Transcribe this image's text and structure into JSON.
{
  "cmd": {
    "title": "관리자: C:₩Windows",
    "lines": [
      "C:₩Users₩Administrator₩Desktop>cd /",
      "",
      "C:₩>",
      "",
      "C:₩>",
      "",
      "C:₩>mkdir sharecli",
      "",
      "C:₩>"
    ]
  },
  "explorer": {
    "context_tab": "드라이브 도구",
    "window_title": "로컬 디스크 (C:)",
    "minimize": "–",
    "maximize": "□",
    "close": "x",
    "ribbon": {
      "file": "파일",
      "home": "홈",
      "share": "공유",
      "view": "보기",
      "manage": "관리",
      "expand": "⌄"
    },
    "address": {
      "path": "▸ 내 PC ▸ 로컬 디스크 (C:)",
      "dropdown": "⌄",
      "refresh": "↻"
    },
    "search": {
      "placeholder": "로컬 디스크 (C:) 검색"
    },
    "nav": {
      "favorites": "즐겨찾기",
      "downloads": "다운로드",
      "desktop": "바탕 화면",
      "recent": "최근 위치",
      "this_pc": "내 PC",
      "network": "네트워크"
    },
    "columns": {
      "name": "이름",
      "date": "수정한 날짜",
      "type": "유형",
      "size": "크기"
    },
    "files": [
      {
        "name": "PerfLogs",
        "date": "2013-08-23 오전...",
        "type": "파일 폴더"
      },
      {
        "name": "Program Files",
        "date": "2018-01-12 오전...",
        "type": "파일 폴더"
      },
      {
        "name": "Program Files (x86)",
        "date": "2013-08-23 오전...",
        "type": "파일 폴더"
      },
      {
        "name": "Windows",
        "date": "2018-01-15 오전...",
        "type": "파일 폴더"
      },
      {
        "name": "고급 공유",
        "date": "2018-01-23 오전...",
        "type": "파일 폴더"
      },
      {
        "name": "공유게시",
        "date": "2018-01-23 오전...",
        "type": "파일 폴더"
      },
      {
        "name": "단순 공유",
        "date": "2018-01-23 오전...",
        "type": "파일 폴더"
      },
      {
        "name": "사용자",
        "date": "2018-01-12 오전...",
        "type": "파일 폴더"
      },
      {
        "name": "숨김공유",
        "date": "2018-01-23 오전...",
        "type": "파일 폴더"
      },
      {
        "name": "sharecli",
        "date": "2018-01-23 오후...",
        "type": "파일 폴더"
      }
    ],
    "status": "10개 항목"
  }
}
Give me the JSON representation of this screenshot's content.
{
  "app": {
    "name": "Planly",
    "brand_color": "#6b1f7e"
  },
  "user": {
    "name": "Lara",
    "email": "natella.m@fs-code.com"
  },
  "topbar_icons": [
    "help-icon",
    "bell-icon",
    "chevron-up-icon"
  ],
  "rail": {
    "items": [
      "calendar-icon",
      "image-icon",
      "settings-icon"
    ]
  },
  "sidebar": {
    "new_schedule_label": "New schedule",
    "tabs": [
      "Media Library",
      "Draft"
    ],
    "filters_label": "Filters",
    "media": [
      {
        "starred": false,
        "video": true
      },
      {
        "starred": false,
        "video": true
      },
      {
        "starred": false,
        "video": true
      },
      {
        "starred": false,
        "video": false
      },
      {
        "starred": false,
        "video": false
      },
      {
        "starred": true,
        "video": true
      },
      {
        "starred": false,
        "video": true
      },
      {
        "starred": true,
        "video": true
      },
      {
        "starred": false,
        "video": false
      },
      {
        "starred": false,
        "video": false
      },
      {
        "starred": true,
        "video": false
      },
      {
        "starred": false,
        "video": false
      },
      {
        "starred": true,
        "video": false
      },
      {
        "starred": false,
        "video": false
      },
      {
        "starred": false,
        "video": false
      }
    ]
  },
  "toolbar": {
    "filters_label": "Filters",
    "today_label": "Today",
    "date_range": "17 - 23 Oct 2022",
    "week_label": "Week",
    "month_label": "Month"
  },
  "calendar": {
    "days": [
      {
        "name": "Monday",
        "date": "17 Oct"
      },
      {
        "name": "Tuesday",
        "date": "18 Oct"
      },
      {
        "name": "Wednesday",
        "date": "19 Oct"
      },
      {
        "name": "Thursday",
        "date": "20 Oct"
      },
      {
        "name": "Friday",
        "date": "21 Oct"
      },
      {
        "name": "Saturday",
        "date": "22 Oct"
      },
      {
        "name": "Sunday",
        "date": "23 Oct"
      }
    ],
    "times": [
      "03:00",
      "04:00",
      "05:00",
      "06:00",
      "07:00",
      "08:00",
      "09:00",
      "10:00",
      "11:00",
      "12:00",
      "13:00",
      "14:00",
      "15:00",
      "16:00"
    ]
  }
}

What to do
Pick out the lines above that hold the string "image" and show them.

Your response
Transcribe this image's text and structure into JSON.
      "image-icon",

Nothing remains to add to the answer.